Additionally, you can find digital versions of reports, proclamations, action plans, from various state agencies working on issues impacting New Mexico and the Southwest's natural systems.

Federal Resources

The New Mexico State Library has served as a Federal Depository Library for the State of New Mexico since 1960 and is one of three libraries sharing the New Mexico Regional Depository duties; the New Mexico State Library, the University of New Mexico, and the New Mexico State University. Federal titles published after 1976 are included in the State Library's online catalog as well as on the Library of Congress site Congress.Gov and via FedSys. The State Library catalog lists titles that are available electronically as well as those in our paper collection. In addition to publications published after 1960, the State Library has several historical sets from the 18th, 19th and early 20th century. Only a few of these historical documents are included in the State Library's online catalog. The New Mexico State Library reference staff can help you determine the library’s holdings of these pre-1976 works.
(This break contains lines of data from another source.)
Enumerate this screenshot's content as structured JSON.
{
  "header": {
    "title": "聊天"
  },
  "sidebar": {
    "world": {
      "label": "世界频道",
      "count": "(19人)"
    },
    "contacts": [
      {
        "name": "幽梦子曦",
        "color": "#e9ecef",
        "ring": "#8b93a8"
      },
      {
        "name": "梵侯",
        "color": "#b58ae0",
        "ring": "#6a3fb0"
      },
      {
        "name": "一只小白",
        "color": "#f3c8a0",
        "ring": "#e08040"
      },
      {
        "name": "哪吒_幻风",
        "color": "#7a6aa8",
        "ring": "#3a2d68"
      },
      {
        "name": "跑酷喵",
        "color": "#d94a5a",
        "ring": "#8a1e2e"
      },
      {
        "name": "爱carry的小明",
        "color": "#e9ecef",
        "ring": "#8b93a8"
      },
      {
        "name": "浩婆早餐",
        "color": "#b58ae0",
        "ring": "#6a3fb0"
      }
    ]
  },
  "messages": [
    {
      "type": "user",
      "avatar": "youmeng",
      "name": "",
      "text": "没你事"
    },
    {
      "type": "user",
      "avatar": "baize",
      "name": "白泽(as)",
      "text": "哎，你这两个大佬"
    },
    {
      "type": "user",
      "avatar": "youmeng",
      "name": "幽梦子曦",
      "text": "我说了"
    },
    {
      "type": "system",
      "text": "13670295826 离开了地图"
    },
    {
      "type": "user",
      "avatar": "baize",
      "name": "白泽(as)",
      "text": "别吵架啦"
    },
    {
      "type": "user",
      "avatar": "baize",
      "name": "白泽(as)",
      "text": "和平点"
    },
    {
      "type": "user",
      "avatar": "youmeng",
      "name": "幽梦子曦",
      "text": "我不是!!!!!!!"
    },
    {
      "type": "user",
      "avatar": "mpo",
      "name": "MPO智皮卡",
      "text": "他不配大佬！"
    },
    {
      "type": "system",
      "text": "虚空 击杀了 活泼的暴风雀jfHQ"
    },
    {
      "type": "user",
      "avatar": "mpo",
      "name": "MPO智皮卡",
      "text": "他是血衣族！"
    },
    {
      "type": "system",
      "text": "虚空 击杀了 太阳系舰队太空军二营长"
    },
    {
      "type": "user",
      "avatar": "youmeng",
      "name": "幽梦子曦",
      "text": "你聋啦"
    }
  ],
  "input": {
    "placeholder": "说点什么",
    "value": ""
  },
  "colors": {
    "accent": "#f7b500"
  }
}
Contact us at Ask a Librarian .

Federal Government Agencies to look for include:

  • BLM
  • US Fish and Wildlife
  • US Forest Service
  • National Park Service
  • Smithsonian National Museum of Natural History

and so many more!






Report upon the extinct Vertebrata obtained in New Mexico by parties

of the expedition of 1874.Washington, D.C.,1877. Public domain.